* RECORDS FOR THIS TASK:
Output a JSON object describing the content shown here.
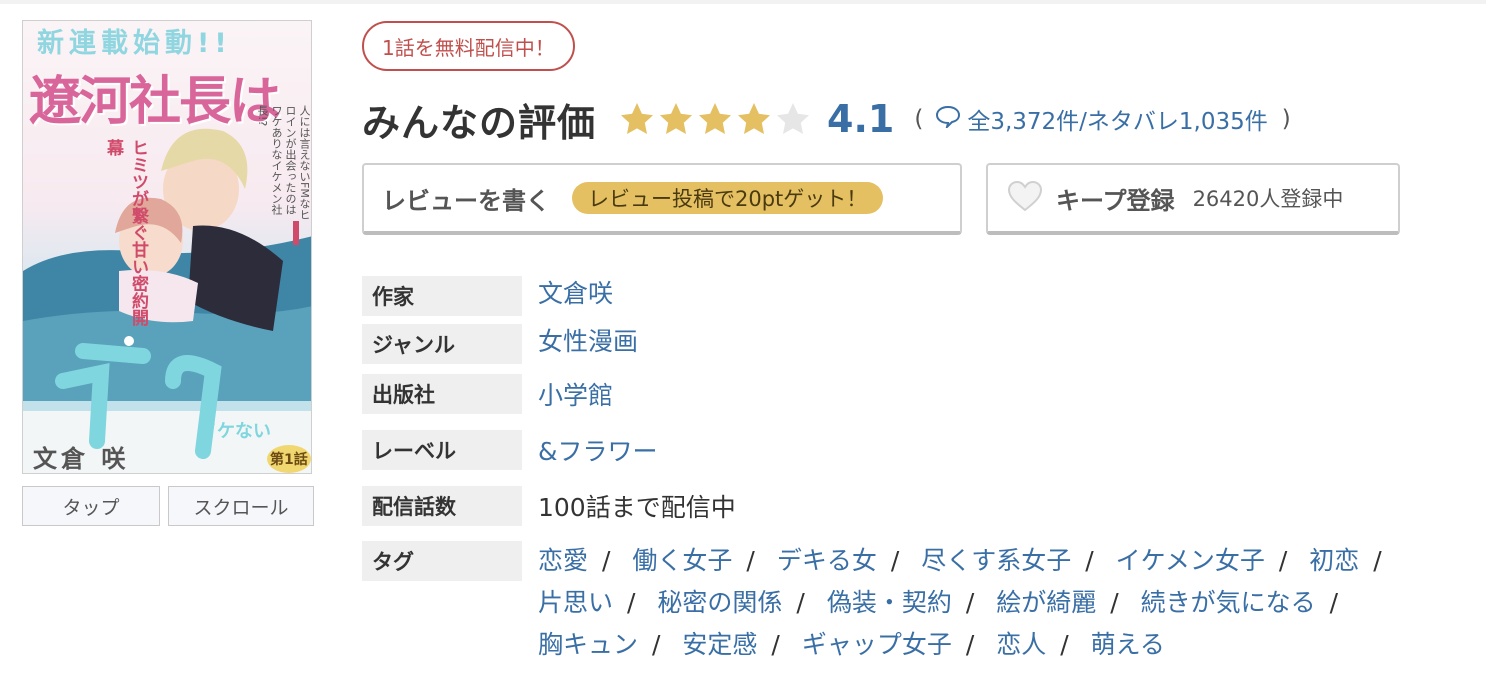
{
  "cover": {
    "title_top": "新連載始動!!",
    "title_main": "遼河社長は",
    "title_sub": "イケない",
    "author_on_cover": "文倉 咲",
    "episode_badge": "第1話",
    "tagline_left": "ヒミツが繋ぐ甘い密約開幕",
    "tagline_right": "人には言えないFMなヒロインが出会ったのはワケありなイケメン社長!?",
    "tap_label": "タップ",
    "scroll_label": "スクロール"
  },
  "free_badge": "1話を無料配信中！",
  "rating": {
    "title": "みんなの評価",
    "score": "4.1",
    "stars_filled": 4,
    "stars_total": 5,
    "open_paren": "(",
    "counts": "全3,372件/ネタバレ1,035件",
    "close_paren": ")",
    "star_color": "#e4c062",
    "star_empty_color": "#e6e6e6"
  },
  "review_button": {
    "label": "レビューを書く",
    "badge": "レビュー投稿で20ptゲット！"
  },
  "keep_button": {
    "label": "キープ登録",
    "count": "26420人登録中"
  },
  "info": [
    {
      "label": "作家",
      "value": "文倉咲",
      "link": true
    },
    {
      "label": "ジャンル",
      "value": "女性漫画",
      "link": true
    },
    {
      "label": "出版社",
      "value": "小学館",
      "link": true
    },
    {
      "label": "レーベル",
      "value": "&フラワー",
      "link": true
    },
    {
      "label": "配信話数",
      "value": "100話まで配信中",
      "link": false
    },
    {
      "label": "タグ"
    }
  ],
  "tags": [
    "恋愛",
    "働く女子",
    "デキる女",
    "尽くす系女子",
    "イケメン女子",
    "初恋",
    "片思い",
    "秘密の関係",
    "偽装・契約",
    "絵が綺麗",
    "続きが気になる",
    "胸キュン",
    "安定感",
    "ギャップ女子",
    "恋人",
    "萌える"
  ],
  "colors": {
    "link": "#3a6fa6",
    "badge_red": "#c0504d",
    "badge_gold": "#e4c062"
  }
}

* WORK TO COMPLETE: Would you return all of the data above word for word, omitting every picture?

* SOLUTION TO THE PROBLEM:
Output a JSON object describing the content shown here.
{
  "cover": {
    "title_top": "新連載始動!!",
    "title_main": "遼河社長は",
    "title_sub": "イケない",
    "author_on_cover": "文倉 咲",
    "episode_badge": "第1話",
    "tagline_left": "ヒミツが繋ぐ甘い密約開幕",
    "tagline_right": "人には言えないFMなヒロインが出会ったのはワケありなイケメン社長!?",
    "tap_label": "タップ",
    "scroll_label": "スクロール"
  },
  "free_badge": "1話を無料配信中！",
  "rating": {
    "title": "みんなの評価",
    "score": "4.1",
    "stars_filled": 4,
    "stars_total": 5,
    "open_paren": "(",
    "counts": "全3,372件/ネタバレ1,035件",
    "close_paren": ")",
    "star_color": "#e4c062",
    "star_empty_color": "#e6e6e6"
  },
  "review_button": {
    "label": "レビューを書く",
    "badge": "レビュー投稿で20ptゲット！"
  },
  "keep_button": {
    "label": "キープ登録",
    "count": "26420人登録中"
  },
  "info": [
    {
      "label": "作家",
      "value": "文倉咲",
      "link": true
    },
    {
      "label": "ジャンル",
      "value": "女性漫画",
      "link": true
    },
    {
      "label": "出版社",
      "value": "小学館",
      "link": true
    },
    {
      "label": "レーベル",
      "value": "&フラワー",
      "link": true
    },
    {
      "label": "配信話数",
      "value": "100話まで配信中",
      "link": false
    },
    {
      "label": "タグ"
    }
  ],
  "tags": [
    "恋愛",
    "働く女子",
    "デキる女",
    "尽くす系女子",
    "イケメン女子",
    "初恋",
    "片思い",
    "秘密の関係",
    "偽装・契約",
    "絵が綺麗",
    "続きが気になる",
    "胸キュン",
    "安定感",
    "ギャップ女子",
    "恋人",
    "萌える"
  ],
  "colors": {
    "link": "#3a6fa6",
    "badge_red": "#c0504d",
    "badge_gold": "#e4c062"
  }
}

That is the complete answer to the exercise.